▶ _WHAT IS BEING ASKED_: Please report, as a bare number, how many lines below include the string "error".
+++
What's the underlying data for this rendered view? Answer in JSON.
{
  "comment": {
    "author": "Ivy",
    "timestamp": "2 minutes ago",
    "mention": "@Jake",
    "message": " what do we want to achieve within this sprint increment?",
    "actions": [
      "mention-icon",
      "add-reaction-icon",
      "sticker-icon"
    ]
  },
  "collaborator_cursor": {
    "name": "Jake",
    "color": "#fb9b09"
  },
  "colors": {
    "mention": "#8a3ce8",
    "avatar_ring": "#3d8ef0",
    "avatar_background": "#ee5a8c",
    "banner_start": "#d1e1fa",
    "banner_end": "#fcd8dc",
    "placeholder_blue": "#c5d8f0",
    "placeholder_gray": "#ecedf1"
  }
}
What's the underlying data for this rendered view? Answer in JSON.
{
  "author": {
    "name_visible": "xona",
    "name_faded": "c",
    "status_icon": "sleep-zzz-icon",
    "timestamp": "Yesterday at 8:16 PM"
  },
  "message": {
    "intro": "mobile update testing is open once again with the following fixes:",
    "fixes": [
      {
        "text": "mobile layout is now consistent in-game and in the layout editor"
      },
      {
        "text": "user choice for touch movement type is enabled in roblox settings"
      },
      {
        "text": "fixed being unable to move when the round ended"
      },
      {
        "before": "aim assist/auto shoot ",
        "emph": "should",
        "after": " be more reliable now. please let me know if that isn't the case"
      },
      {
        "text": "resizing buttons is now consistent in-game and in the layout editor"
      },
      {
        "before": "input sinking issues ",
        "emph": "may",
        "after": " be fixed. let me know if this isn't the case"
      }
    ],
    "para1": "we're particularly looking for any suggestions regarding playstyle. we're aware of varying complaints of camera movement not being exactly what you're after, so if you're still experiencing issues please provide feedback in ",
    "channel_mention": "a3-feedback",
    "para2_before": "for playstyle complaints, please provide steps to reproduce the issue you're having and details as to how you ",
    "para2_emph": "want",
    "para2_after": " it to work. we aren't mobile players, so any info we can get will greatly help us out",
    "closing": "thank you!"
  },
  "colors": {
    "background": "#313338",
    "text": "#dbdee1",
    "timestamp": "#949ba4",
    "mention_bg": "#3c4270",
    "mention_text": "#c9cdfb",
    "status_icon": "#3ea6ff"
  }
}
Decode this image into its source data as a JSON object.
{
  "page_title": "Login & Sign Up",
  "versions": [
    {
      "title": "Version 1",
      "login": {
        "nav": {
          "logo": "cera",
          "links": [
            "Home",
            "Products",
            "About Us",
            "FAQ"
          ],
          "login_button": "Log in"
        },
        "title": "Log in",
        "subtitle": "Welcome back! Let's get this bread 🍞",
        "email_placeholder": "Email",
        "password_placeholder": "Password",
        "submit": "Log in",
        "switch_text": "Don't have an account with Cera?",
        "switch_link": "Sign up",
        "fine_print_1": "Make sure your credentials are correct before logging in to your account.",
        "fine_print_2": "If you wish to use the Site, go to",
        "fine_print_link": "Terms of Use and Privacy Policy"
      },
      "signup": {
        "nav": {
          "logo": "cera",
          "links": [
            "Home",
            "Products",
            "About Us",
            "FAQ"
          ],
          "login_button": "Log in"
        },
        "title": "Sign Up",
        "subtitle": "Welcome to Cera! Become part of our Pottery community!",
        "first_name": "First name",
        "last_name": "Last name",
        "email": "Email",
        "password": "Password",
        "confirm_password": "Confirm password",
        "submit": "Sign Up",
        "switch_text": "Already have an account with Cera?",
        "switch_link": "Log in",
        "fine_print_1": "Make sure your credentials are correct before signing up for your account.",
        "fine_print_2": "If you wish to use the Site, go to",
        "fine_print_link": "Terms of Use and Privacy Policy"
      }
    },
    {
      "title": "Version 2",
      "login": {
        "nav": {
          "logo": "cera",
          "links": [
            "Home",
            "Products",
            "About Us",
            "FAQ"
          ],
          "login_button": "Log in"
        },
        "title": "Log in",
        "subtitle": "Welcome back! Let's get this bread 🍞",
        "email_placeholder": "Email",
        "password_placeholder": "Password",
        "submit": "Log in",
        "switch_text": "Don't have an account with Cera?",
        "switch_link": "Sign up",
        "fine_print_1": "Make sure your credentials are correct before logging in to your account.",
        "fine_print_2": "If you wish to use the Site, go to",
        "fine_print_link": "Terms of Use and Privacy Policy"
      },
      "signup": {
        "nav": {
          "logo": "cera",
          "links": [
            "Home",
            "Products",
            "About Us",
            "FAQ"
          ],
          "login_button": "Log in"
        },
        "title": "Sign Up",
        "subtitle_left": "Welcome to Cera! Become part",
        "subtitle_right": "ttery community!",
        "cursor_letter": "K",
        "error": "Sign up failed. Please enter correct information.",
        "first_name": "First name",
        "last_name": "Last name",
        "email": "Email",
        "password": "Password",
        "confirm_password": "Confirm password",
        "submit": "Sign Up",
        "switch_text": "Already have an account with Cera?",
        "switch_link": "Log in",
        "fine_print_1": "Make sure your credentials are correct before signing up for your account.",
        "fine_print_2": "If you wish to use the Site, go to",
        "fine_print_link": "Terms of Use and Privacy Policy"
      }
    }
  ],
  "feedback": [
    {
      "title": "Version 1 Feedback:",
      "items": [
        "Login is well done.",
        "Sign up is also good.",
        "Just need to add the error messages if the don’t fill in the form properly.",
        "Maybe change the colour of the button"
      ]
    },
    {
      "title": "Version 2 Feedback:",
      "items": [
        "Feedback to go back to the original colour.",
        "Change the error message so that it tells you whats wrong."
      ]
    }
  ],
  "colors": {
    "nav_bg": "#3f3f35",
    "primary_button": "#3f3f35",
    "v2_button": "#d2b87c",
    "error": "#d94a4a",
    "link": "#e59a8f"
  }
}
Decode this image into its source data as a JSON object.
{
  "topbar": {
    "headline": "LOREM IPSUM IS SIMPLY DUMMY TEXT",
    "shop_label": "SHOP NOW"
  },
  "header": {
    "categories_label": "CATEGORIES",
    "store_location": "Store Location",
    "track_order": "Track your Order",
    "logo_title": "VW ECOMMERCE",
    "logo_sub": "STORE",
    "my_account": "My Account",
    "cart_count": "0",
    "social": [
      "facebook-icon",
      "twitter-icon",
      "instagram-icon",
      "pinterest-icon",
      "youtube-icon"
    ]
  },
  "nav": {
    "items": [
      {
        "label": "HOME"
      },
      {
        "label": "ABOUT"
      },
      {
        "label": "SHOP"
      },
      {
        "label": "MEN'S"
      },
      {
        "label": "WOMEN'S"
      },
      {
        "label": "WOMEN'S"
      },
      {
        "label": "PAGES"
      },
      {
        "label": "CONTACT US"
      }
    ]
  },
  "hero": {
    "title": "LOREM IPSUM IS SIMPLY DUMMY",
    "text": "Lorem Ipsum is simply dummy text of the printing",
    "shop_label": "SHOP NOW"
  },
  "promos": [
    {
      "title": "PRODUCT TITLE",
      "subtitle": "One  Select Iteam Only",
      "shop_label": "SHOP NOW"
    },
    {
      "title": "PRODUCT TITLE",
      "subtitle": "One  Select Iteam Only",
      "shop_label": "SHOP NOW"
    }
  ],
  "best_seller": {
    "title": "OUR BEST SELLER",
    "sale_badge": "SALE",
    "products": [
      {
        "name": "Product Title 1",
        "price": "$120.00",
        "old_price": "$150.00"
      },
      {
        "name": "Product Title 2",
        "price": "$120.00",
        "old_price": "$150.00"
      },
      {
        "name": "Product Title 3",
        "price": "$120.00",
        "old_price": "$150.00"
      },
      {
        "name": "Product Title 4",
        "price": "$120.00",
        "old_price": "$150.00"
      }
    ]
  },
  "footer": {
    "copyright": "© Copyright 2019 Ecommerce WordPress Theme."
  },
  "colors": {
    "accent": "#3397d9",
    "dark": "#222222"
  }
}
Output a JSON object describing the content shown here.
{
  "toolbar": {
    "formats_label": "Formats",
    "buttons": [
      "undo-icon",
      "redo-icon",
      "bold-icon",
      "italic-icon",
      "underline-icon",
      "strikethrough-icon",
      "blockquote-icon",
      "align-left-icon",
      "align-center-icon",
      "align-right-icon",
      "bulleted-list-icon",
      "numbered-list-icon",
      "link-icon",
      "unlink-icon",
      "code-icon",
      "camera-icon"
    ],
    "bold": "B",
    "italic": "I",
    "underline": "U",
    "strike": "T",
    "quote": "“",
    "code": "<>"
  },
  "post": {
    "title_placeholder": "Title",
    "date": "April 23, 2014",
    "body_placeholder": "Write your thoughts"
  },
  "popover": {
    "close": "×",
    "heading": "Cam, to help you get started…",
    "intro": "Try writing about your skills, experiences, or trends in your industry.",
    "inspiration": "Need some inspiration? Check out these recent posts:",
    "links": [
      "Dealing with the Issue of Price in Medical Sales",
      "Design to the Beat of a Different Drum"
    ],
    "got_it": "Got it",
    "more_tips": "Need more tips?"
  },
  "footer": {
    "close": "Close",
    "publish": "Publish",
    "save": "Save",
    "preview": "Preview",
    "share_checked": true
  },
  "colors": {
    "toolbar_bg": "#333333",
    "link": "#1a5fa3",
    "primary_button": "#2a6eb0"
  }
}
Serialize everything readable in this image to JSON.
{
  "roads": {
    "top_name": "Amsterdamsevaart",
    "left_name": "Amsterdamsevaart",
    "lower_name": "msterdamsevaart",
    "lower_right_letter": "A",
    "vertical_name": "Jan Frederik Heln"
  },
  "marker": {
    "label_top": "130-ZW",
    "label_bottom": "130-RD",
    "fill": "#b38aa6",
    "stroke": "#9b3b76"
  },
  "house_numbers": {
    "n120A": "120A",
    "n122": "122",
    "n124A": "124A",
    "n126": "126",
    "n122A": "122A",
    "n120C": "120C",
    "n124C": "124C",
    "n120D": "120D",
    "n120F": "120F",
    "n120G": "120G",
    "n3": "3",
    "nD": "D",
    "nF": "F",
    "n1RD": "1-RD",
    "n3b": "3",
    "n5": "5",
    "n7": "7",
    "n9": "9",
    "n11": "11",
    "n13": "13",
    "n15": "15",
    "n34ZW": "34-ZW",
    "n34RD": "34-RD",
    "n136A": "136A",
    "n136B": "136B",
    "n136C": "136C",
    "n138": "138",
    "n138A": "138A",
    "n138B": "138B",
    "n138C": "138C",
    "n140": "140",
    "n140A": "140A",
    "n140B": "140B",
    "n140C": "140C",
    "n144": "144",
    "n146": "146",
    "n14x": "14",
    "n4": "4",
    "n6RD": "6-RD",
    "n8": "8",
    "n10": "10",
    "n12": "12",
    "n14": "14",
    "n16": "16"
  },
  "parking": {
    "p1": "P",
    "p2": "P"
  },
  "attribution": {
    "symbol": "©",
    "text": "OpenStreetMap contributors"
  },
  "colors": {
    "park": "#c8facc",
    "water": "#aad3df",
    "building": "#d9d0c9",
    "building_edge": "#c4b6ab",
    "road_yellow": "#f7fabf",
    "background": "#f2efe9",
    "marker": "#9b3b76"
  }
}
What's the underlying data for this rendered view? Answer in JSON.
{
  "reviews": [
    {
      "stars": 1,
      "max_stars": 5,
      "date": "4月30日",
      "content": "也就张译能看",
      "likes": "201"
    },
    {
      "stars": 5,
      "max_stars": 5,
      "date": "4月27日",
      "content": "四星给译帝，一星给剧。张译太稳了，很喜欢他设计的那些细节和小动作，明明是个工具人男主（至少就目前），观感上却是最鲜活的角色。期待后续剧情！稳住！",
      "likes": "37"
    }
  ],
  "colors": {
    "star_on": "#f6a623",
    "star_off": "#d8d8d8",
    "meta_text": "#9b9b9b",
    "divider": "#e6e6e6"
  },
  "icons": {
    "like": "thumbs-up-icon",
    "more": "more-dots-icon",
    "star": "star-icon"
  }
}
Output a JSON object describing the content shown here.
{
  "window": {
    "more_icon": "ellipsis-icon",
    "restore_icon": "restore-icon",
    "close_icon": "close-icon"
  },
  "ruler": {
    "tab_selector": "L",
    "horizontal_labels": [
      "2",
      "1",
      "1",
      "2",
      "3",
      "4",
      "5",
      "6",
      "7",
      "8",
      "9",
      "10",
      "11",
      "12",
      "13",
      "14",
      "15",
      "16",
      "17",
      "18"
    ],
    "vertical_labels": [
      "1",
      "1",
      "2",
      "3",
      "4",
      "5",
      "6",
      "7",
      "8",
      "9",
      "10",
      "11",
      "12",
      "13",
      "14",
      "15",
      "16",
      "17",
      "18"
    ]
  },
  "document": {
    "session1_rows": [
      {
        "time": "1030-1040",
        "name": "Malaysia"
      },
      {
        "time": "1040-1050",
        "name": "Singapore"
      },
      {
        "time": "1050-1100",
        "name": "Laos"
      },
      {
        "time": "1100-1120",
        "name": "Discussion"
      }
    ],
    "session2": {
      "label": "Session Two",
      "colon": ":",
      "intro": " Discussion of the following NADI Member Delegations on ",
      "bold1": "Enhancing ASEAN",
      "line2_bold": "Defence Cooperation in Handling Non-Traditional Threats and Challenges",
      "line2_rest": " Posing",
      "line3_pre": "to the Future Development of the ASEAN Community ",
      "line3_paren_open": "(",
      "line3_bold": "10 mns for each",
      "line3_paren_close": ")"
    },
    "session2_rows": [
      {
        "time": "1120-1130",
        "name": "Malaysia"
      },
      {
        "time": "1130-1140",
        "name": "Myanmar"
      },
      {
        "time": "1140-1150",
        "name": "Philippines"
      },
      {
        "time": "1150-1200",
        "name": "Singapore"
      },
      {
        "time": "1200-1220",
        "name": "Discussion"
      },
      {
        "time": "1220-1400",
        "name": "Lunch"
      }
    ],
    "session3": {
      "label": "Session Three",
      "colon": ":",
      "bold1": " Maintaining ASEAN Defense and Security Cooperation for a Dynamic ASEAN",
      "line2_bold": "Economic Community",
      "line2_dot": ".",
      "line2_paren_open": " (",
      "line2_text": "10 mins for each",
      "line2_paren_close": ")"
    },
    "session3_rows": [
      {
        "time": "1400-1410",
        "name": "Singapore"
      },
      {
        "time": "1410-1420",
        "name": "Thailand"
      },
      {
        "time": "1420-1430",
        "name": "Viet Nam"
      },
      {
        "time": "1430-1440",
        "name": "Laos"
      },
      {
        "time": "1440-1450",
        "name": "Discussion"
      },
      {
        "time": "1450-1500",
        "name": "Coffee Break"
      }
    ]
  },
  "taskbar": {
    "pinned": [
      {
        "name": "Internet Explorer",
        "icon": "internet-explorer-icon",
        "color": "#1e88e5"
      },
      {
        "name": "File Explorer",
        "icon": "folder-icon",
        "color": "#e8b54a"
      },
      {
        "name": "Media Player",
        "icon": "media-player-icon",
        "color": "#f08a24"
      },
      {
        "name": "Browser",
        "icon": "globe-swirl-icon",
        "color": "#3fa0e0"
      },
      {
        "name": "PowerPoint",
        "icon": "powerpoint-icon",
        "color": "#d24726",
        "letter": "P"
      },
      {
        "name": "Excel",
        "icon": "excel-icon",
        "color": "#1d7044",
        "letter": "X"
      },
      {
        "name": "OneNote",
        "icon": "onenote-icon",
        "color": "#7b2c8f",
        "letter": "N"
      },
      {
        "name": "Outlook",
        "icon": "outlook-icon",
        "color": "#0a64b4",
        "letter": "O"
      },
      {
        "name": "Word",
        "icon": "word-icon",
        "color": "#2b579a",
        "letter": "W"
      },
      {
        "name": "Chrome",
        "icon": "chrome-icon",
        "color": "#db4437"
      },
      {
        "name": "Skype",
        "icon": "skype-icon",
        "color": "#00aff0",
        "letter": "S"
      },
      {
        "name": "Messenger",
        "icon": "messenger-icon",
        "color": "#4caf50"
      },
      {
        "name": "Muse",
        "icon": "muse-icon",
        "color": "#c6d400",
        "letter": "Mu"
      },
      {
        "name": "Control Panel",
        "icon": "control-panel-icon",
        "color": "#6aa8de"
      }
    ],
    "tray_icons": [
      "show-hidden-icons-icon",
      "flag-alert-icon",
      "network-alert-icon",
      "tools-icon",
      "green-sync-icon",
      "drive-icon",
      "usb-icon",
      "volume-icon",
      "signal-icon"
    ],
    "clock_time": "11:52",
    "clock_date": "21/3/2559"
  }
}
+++
▶ _EXERCISE ANSWER_: 4